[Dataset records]
[Start of Attachment]

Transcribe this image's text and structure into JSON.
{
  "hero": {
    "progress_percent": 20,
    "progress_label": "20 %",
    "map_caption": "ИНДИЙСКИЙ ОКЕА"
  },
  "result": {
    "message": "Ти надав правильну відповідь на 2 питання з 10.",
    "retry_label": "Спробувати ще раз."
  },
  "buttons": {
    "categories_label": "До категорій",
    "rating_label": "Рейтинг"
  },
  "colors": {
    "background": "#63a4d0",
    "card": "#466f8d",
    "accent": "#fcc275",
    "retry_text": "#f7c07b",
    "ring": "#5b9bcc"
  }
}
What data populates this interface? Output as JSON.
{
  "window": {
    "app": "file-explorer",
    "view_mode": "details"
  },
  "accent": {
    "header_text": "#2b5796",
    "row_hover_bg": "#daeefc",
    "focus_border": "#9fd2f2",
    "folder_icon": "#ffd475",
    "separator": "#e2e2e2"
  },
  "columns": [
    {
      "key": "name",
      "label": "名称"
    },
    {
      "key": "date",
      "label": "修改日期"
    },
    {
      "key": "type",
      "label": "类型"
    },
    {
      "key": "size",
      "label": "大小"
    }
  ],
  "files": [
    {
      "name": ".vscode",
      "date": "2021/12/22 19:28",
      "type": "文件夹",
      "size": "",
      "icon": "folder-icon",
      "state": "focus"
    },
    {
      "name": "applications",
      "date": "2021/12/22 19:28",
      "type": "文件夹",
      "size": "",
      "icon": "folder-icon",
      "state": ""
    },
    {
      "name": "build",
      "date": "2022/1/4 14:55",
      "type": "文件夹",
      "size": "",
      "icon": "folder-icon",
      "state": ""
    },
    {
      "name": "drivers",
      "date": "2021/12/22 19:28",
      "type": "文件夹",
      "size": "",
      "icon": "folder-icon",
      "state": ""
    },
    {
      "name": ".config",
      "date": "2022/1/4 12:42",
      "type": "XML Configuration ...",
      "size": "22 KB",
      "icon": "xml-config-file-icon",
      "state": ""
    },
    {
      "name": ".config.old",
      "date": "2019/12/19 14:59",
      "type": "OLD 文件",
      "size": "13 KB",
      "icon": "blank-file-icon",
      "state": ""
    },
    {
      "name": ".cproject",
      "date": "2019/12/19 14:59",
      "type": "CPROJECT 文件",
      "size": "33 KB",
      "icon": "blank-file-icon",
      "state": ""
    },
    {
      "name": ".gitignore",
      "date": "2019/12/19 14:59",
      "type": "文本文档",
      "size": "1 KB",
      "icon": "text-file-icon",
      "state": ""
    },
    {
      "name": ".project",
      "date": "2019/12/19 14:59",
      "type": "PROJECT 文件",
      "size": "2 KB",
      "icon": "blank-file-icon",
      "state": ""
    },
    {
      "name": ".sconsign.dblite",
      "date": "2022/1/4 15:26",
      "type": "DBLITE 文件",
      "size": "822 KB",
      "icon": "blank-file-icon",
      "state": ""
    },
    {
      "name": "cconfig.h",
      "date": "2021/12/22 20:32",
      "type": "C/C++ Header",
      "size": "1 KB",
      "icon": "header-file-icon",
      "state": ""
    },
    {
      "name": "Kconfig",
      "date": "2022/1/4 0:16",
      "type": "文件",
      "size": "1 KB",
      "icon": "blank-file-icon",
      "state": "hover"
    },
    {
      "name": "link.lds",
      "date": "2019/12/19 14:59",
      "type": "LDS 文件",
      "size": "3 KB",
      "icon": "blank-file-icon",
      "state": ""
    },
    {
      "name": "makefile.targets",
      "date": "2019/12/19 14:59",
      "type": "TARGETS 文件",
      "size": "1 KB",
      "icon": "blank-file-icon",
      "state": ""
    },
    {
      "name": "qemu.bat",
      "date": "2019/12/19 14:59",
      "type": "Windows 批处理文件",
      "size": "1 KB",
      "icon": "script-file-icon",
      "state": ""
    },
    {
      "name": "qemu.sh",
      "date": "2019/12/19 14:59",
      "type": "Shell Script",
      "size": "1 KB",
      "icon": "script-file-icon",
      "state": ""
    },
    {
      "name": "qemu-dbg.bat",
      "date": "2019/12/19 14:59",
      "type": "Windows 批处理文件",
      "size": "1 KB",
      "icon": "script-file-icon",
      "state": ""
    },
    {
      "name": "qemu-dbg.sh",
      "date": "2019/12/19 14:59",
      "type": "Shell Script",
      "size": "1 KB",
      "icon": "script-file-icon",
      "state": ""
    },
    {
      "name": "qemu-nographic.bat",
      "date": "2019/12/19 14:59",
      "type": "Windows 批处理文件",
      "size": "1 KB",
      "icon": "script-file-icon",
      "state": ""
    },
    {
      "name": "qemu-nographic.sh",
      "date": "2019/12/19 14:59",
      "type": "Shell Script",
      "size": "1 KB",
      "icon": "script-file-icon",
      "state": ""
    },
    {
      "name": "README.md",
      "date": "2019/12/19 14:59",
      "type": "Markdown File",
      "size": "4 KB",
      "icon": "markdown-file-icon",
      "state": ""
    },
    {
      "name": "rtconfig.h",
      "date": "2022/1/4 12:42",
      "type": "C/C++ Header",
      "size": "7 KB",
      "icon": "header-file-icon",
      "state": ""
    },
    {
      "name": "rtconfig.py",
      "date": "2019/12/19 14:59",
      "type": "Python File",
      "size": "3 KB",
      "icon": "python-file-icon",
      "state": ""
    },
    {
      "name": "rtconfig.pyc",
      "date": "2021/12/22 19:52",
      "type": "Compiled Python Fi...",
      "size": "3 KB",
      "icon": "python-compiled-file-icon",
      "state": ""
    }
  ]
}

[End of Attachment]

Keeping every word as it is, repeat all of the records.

RESPONSE AREA
Transcribe this image's text and structure into JSON.
{
  "hero": {
    "progress_percent": 20,
    "progress_label": "20 %",
    "map_caption": "ИНДИЙСКИЙ ОКЕА"
  },
  "result": {
    "message": "Ти надав правильну відповідь на 2 питання з 10.",
    "retry_label": "Спробувати ще раз."
  },
  "buttons": {
    "categories_label": "До категорій",
    "rating_label": "Рейтинг"
  },
  "colors": {
    "background": "#63a4d0",
    "card": "#466f8d",
    "accent": "#fcc275",
    "retry_text": "#f7c07b",
    "ring": "#5b9bcc"
  }
}
What data populates this interface? Output as JSON.
{
  "window": {
    "app": "file-explorer",
    "view_mode": "details"
  },
  "accent": {
    "header_text": "#2b5796",
    "row_hover_bg": "#daeefc",
    "focus_border": "#9fd2f2",
    "folder_icon": "#ffd475",
    "separator": "#e2e2e2"
  },
  "columns": [
    {
      "key": "name",
      "label": "名称"
    },
    {
      "key": "date",
      "label": "修改日期"
    },
    {
      "key": "type",
      "label": "类型"
    },
    {
      "key": "size",
      "label": "大小"
    }
  ],
  "files": [
    {
      "name": ".vscode",
      "date": "2021/12/22 19:28",
      "type": "文件夹",
      "size": "",
      "icon": "folder-icon",
      "state": "focus"
    },
    {
      "name": "applications",
      "date": "2021/12/22 19:28",
      "type": "文件夹",
      "size": "",
      "icon": "folder-icon",
      "state": ""
    },
    {
      "name": "build",
      "date": "2022/1/4 14:55",
      "type": "文件夹",
      "size": "",
      "icon": "folder-icon",
      "state": ""
    },
    {
      "name": "drivers",
      "date": "2021/12/22 19:28",
      "type": "文件夹",
      "size": "",
      "icon": "folder-icon",
      "state": ""
    },
    {
      "name": ".config",
      "date": "2022/1/4 12:42",
      "type": "XML Configuration ...",
      "size": "22 KB",
      "icon": "xml-config-file-icon",
      "state": ""
    },
    {
      "name": ".config.old",
      "date": "2019/12/19 14:59",
      "type": "OLD 文件",
      "size": "13 KB",
      "icon": "blank-file-icon",
      "state": ""
    },
    {
      "name": ".cproject",
      "date": "2019/12/19 14:59",
      "type": "CPROJECT 文件",
      "size": "33 KB",
      "icon": "blank-file-icon",
      "state": ""
    },
    {
      "name": ".gitignore",
      "date": "2019/12/19 14:59",
      "type": "文本文档",
      "size": "1 KB",
      "icon": "text-file-icon",
      "state": ""
    },
    {
      "name": ".project",
      "date": "2019/12/19 14:59",
      "type": "PROJECT 文件",
      "size": "2 KB",
      "icon": "blank-file-icon",
      "state": ""
    },
    {
      "name": ".sconsign.dblite",
      "date": "2022/1/4 15:26",
      "type": "DBLITE 文件",
      "size": "822 KB",
      "icon": "blank-file-icon",
      "state": ""
    },
    {
      "name": "cconfig.h",
      "date": "2021/12/22 20:32",
      "type": "C/C++ Header",
      "size": "1 KB",
      "icon": "header-file-icon",
      "state": ""
    },
    {
      "name": "Kconfig",
      "date": "2022/1/4 0:16",
      "type": "文件",
      "size": "1 KB",
      "icon": "blank-file-icon",
      "state": "hover"
    },
    {
      "name": "link.lds",
      "date": "2019/12/19 14:59",
      "type": "LDS 文件",
      "size": "3 KB",
      "icon": "blank-file-icon",
      "state": ""
    },
    {
      "name": "makefile.targets",
      "date": "2019/12/19 14:59",
      "type": "TARGETS 文件",
      "size": "1 KB",
      "icon": "blank-file-icon",
      "state": ""
    },
    {
      "name": "qemu.bat",
      "date": "2019/12/19 14:59",
      "type": "Windows 批处理文件",
      "size": "1 KB",
      "icon": "script-file-icon",
      "state": ""
    },
    {
      "name": "qemu.sh",
      "date": "2019/12/19 14:59",
      "type": "Shell Script",
      "size": "1 KB",
      "icon": "script-file-icon",
      "state": ""
    },
    {
      "name": "qemu-dbg.bat",
      "date": "2019/12/19 14:59",
      "type": "Windows 批处理文件",
      "size": "1 KB",
      "icon": "script-file-icon",
      "state": ""
    },
    {
      "name": "qemu-dbg.sh",
      "date": "2019/12/19 14:59",
      "type": "Shell Script",
      "size": "1 KB",
      "icon": "script-file-icon",
      "state": ""
    },
    {
      "name": "qemu-nographic.bat",
      "date": "2019/12/19 14:59",
      "type": "Windows 批处理文件",
      "size": "1 KB",
      "icon": "script-file-icon",
      "state": ""
    },
    {
      "name": "qemu-nographic.sh",
      "date": "2019/12/19 14:59",
      "type": "Shell Script",
      "size": "1 KB",
      "icon": "script-file-icon",
      "state": ""
    },
    {
      "name": "README.md",
      "date": "2019/12/19 14:59",
      "type": "Markdown File",
      "size": "4 KB",
      "icon": "markdown-file-icon",
      "state": ""
    },
    {
      "name": "rtconfig.h",
      "date": "2022/1/4 12:42",
      "type": "C/C++ Header",
      "size": "7 KB",
      "icon": "header-file-icon",
      "state": ""
    },
    {
      "name": "rtconfig.py",
      "date": "2019/12/19 14:59",
      "type": "Python File",
      "size": "3 KB",
      "icon": "python-file-icon",
      "state": ""
    },
    {
      "name": "rtconfig.pyc",
      "date": "2021/12/22 19:52",
      "type": "Compiled Python Fi...",
      "size": "3 KB",
      "icon": "python-compiled-file-icon",
      "state": ""
    }
  ]
}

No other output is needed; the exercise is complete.